Lochte confirms robbery at gunpoint (1:17)

Wayne Drehs reports on an incident in which Ryan Lochte and three other American swimmers were robbed at gunpoint early Sunday in Rio. (1:17)

RIO DE JANEIRO -- Ryan Lochte and three other American swimmers were robbed at gunpoint early Sunday by thieves posing as police officers who stopped their taxi and took their money and belongings, the U.S. Olympic Committee said.

In the latest security incident to hit the Rio de Janeiro Games, Lochte told NBC that one of the robbers put a gun to his forehead before taking his wallet. No one was injured.

Lochte, 32, in a statement posted on social media describing the incident, also said he will aim to qualify for the Tokyo Games in 2020.

Lochte and his teammates were returning to the athletes village by taxi after a night out at the French Olympic team's hospitality house in the Rodrigo de Freitas area in the upscale south zone of the city. The outing was several hours after Olympic swimming ended Saturday night at the Rio Games.

"Their taxi was stopped by individuals posing as armed police officers who demanded the athletes' money and other personal belongings," USOC spokesman Patrick Sandusky said in a statement. "All four athletes are safe and cooperating with authorities."

Sandusky told The Associated Press the robbers took cash and credit cards only, and that no Olympic medals were lost.

Traveling with Lochte were Gunnar Bentz, Jack Conger and Jimmy Feigen. Lochte swam in two events at the Rio Games, winning gold in the 4x200-meter freestyle relay. He is a 12-time Olympic medalist.

Bentz and Conger were also part of that relay, their only event in Rio. Feigen was on the 4x100-meter freestyle relay, another gold-medal winner for the U.S. in Rio.

"We got pulled over, in the taxi, and these guys came out with a badge, a police badge, no lights, no nothing -- just a police badge -- and they pulled us over," Lochte told NBC's "Today" show Sunday. "They pulled out their guns, they told the other swimmers to get down on the ground -- they got down on the ground. I refused, I was like we didn't do anything wrong, so -- I'm not getting down on the ground.

"And then the guy pulled out his gun, he cocked it, put it to my forehead and he said, 'Get down,' and I put my hands up, I was like 'whatever.' He took our money, he took my wallet -- he left my cellphone, he left my credentials."

USA Today and Fox Sports Australia first reported the news, citing Lochte's mother, Ileana Lochte.

Word of the robbery touched off a chain of confusion between Olympic and U.S. officials. An International Olympic Committee spokesman said reports of the robbery were "absolutely not true," then reversed himself, apologized and said he was relying on initial information from the USOC that was wrong.

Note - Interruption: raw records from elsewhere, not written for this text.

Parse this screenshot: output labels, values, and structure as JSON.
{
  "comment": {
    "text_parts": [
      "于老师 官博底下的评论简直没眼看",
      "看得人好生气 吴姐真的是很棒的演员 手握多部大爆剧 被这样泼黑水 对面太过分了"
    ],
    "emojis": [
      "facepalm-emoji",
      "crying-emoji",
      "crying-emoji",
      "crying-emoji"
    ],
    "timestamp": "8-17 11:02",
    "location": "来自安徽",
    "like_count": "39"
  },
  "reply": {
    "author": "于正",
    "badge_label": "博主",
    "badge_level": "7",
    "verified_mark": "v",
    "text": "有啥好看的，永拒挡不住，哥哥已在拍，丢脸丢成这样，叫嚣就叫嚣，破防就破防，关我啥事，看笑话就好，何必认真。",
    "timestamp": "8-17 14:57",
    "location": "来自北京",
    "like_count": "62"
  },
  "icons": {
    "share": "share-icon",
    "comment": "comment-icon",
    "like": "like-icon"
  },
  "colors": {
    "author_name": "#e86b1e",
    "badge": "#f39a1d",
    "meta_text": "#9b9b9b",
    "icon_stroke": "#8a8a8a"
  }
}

"I couldn't believe it,'' said Michael Phelps, a good friend of Lochte's and one of his roommates in the athletes village. Phelps spent the evening with his family and wasn't out with his teammates.

Brazil's sports minister, Leonardo Picciani, said that the swimmers were "outside their places of competition and outside the appropriate time.'' He said no athlete had run into problems at the venues or in the athletes village.

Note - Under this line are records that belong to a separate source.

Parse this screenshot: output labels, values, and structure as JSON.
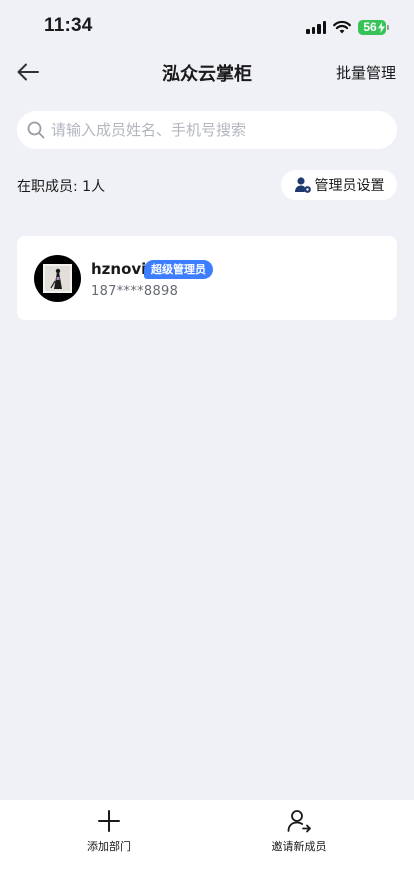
{
  "status_bar": {
    "time": "11:34",
    "battery": "56"
  },
  "nav": {
    "back_icon": "arrow-left-icon",
    "title": "泓众云掌柜",
    "action": "批量管理"
  },
  "search": {
    "placeholder": "请输入成员姓名、手机号搜索",
    "icon": "search-icon"
  },
  "summary": {
    "count_text": "在职成员: 1人",
    "admin_settings_label": "管理员设置",
    "admin_icon": "user-gear-icon"
  },
  "members": [
    {
      "name": "hznovi",
      "role": "超级管理员",
      "phone": "187****8898"
    }
  ],
  "bottom_bar": {
    "items": [
      {
        "label": "添加部门",
        "icon": "plus-icon"
      },
      {
        "label": "邀请新成员",
        "icon": "invite-user-icon"
      }
    ]
  },
  "colors": {
    "accent": "#3d7dff",
    "background": "#f0f1f6",
    "battery": "#37c359"
  }
}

"We obviously regret that the violence has [gotten] so close to athletes," Rio Games spokesman Mario Andrada said Monday. "We have requested security authorities that they need to make sure everybody's safe everywhere in the city. We apologize to those involved. Once again, we regret that violence is still an issue at these games.''

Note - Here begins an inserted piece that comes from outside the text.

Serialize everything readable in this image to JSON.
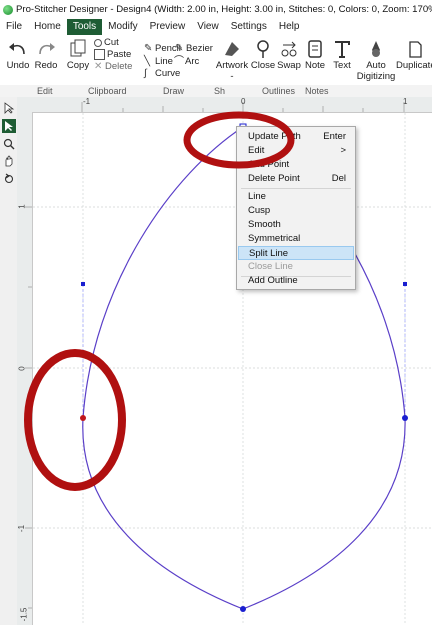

Street crime was a major concern of Olympic organizers going into the Games. Brazil deployed 85,000 soldiers and police to secure the Games, twice as many as Britain used during the 2012 London Olympics.

Last week, a Brazilian security officer was fatally shot after taking a wrong turn into a dangerous favela, or slum. Two Australian rowing coaches were attacked and robbed by two assailants in Ipanema, and Portugal's education minister was held up at knifepoint on a busy street.

In addition, stray bullets have twice landed in the equestrian venue, and two windows were shattered on a bus carrying journalists in an attack that Rio organizers blamed on rocks and others claimed was gunfire.

American swimmer Nathan Adrian said he's not concerned about his safety.

"Rio is an amazing city," he said. "There's going to be problems anywhere you go. We have been briefed on how to mitigate those risks as well as possible."

Now that swimming is over, Adrian added, the athletes want to see the sights and sounds of Rio.

"We just came off an amazing performance," he said. "All of us are ready to enjoy that a little bit after a long time working really hard."

Information from The Associated Press was used in this report.